**Web page and app entries**.
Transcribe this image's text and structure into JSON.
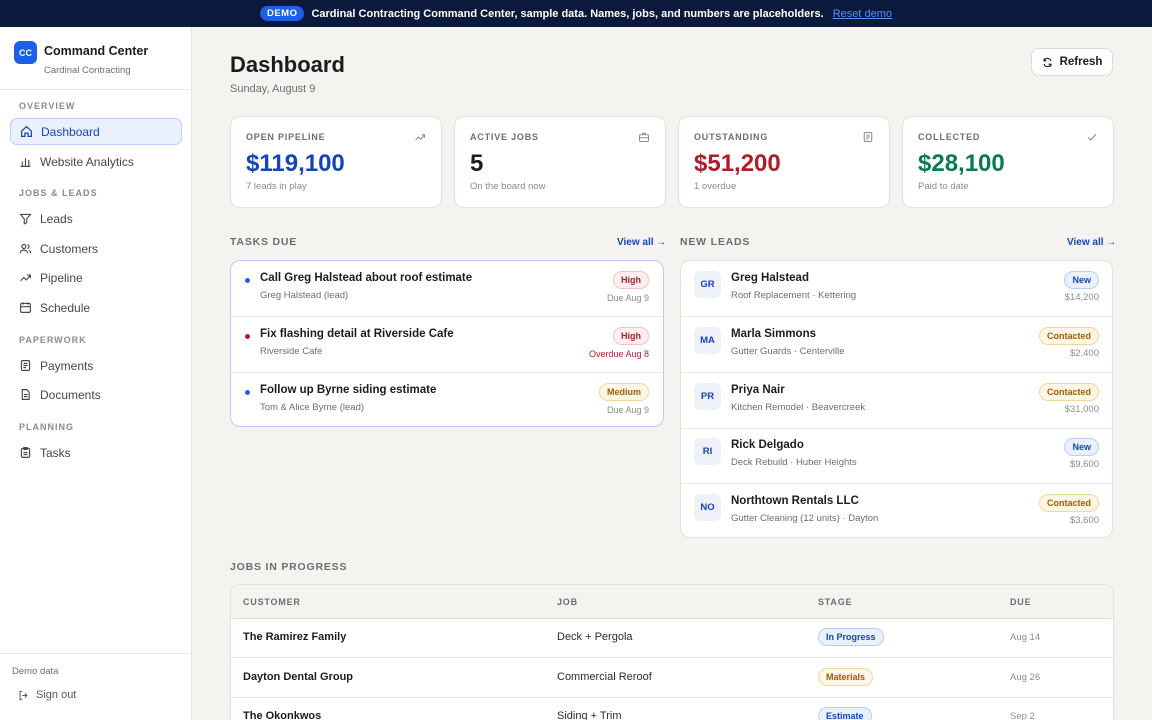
{
  "banner": {
    "badge": "DEMO",
    "message": "Cardinal Contracting Command Center, sample data. Names, jobs, and numbers are placeholders.",
    "reset_link": "Reset demo"
  },
  "brand": {
    "logo": "CC",
    "title": "Command Center",
    "subtitle": "Cardinal Contracting",
    "color": "#1d5fe8"
  },
  "sidebar": {
    "sections": {
      "overview": "OVERVIEW",
      "jobs": "JOBS & LEADS",
      "paperwork": "PAPERWORK",
      "planning": "PLANNING"
    },
    "items": [
      {
        "label": "Dashboard",
        "icon": "home-icon",
        "active": true
      },
      {
        "label": "Website Analytics",
        "icon": "bar-chart-icon"
      },
      {
        "label": "Leads",
        "icon": "filter-icon"
      },
      {
        "label": "Customers",
        "icon": "users-icon"
      },
      {
        "label": "Pipeline",
        "icon": "trend-icon"
      },
      {
        "label": "Schedule",
        "icon": "calendar-icon"
      },
      {
        "label": "Payments",
        "icon": "receipt-icon"
      },
      {
        "label": "Documents",
        "icon": "document-icon"
      },
      {
        "label": "Tasks",
        "icon": "clipboard-icon"
      }
    ],
    "footer_note": "Demo data",
    "sign_out": "Sign out"
  },
  "header": {
    "title": "Dashboard",
    "date": "Sunday, August 9",
    "refresh_label": "Refresh"
  },
  "stats": [
    {
      "label": "OPEN PIPELINE",
      "value": "$119,100",
      "sub": "7 leads in play",
      "color": "#1446b8",
      "icon": "trend-up-icon"
    },
    {
      "label": "ACTIVE JOBS",
      "value": "5",
      "sub": "On the board now",
      "color": "#1b1c20",
      "icon": "briefcase-icon"
    },
    {
      "label": "OUTSTANDING",
      "value": "$51,200",
      "sub": "1 overdue",
      "color": "#b11c2a",
      "icon": "invoice-icon"
    },
    {
      "label": "COLLECTED",
      "value": "$28,100",
      "sub": "Paid to date",
      "color": "#0b7a54",
      "icon": "check-icon"
    }
  ],
  "tasks": {
    "heading": "TASKS DUE",
    "view_all": "View all →",
    "items": [
      {
        "title": "Call Greg Halstead about roof estimate",
        "sub": "Greg Halstead (lead)",
        "priority": "High",
        "due": "Due Aug 9",
        "dot": "#1d5fe8",
        "overdue": false
      },
      {
        "title": "Fix flashing detail at Riverside Cafe",
        "sub": "Riverside Cafe",
        "priority": "High",
        "due": "Overdue Aug 8",
        "dot": "#b11c2a",
        "overdue": true
      },
      {
        "title": "Follow up Byrne siding estimate",
        "sub": "Tom & Alice Byrne (lead)",
        "priority": "Medium",
        "due": "Due Aug 9",
        "dot": "#1d5fe8",
        "overdue": false
      }
    ]
  },
  "leads": {
    "heading": "NEW LEADS",
    "view_all": "View all →",
    "items": [
      {
        "initials": "GR",
        "name": "Greg Halstead",
        "detail": "Roof Replacement · Kettering",
        "status": "New",
        "amount": "$14,200"
      },
      {
        "initials": "MA",
        "name": "Marla Simmons",
        "detail": "Gutter Guards · Centerville",
        "status": "Contacted",
        "amount": "$2,400"
      },
      {
        "initials": "PR",
        "name": "Priya Nair",
        "detail": "Kitchen Remodel · Beavercreek",
        "status": "Contacted",
        "amount": "$31,000"
      },
      {
        "initials": "RI",
        "name": "Rick Delgado",
        "detail": "Deck Rebuild · Huber Heights",
        "status": "New",
        "amount": "$9,600"
      },
      {
        "initials": "NO",
        "name": "Northtown Rentals LLC",
        "detail": "Gutter Cleaning (12 units) · Dayton",
        "status": "Contacted",
        "amount": "$3,600"
      }
    ]
  },
  "jobs": {
    "heading": "JOBS IN PROGRESS",
    "columns": [
      "CUSTOMER",
      "JOB",
      "STAGE",
      "DUE"
    ],
    "rows": [
      {
        "customer": "The Ramirez Family",
        "job": "Deck + Pergola",
        "stage": "In Progress",
        "due": "Aug 14"
      },
      {
        "customer": "Dayton Dental Group",
        "job": "Commercial Reroof",
        "stage": "Materials",
        "due": "Aug 26"
      },
      {
        "customer": "The Okonkwos",
        "job": "Siding + Trim",
        "stage": "Estimate",
        "due": "Sep 2"
      }
    ]
  }
}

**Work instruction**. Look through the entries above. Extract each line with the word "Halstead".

**Reply**.
        "title": "Call Greg Halstead about roof estimate",
        "sub": "Greg Halstead (lead)",
        "name": "Greg Halstead",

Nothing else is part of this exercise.